I love living in a small apartment. While most of my friends have a list of criteras in an apartment not rarely connected to square footage. I don’t mind a small nook where you can see every corner from any given space. But, I have to say that it is an art – to live in a small space. Unless you’re a student moving out of your parents place for the first time, it’s not the easiest thing to fit all of those things you managed to collect through out the years into a small space.
The artistic sense I am referring to is the art to somehow make your things accessible for daily life while also not hurting yourself when you move from one corner to the other.
Now, I’m not saying that I would say no to an apartment that would not be referred to as “charming” or “cosy”, but honestly I just don’t mind living in a one-bedroom apartment where I can see my closet while sitting on the sofa that doubles as a bed in the nighttime. There are just so many advantages: Less time needed to spend on cleaning, almost always finding your things without even moving, and of course how you can people watching without necessarily having to stand in by the window.

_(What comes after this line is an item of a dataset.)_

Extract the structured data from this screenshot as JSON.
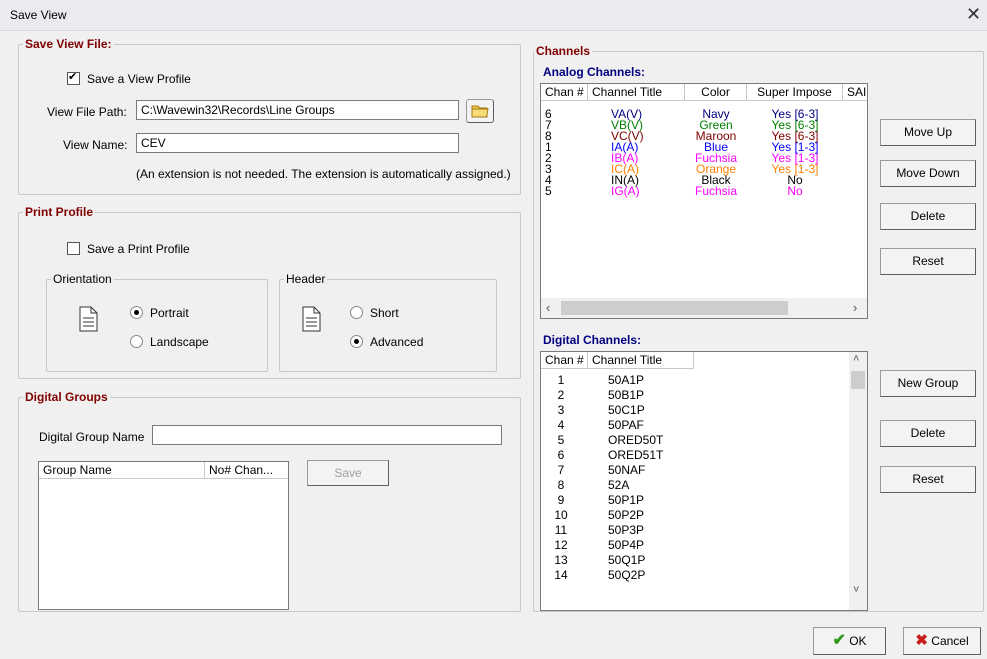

One thing I love about living in a small apartment is that they are usually surrounded by other apartment buildings. Many would probably have 1. putting up curtains and 2. closing them, high on their priority list, but not me. I would definitely buy and put up the curtains. But I usually tend to keep them open. Since I quite like getting to know my neighbors with a people-watching session together with my morning coffee. And since it’s small you don’t even have to stand by the window, but can easily do it from the sofa/bed or the kitchen table.
Sure, you might get to people them on a more intimate level than you were counting on, but that just makes it all the more fun.
So as I’m staying with a friend, I am currently getting to know a new set of neighbors. To top it off, the building across the street is renovating the facade, so as a bonus I am also getting to know the construction workers. It’s really is a learning experience more than anything else.
Did you for example know exactly how they build the scaffolding they climb on when working up high?
I do. Or at least, I’m learning.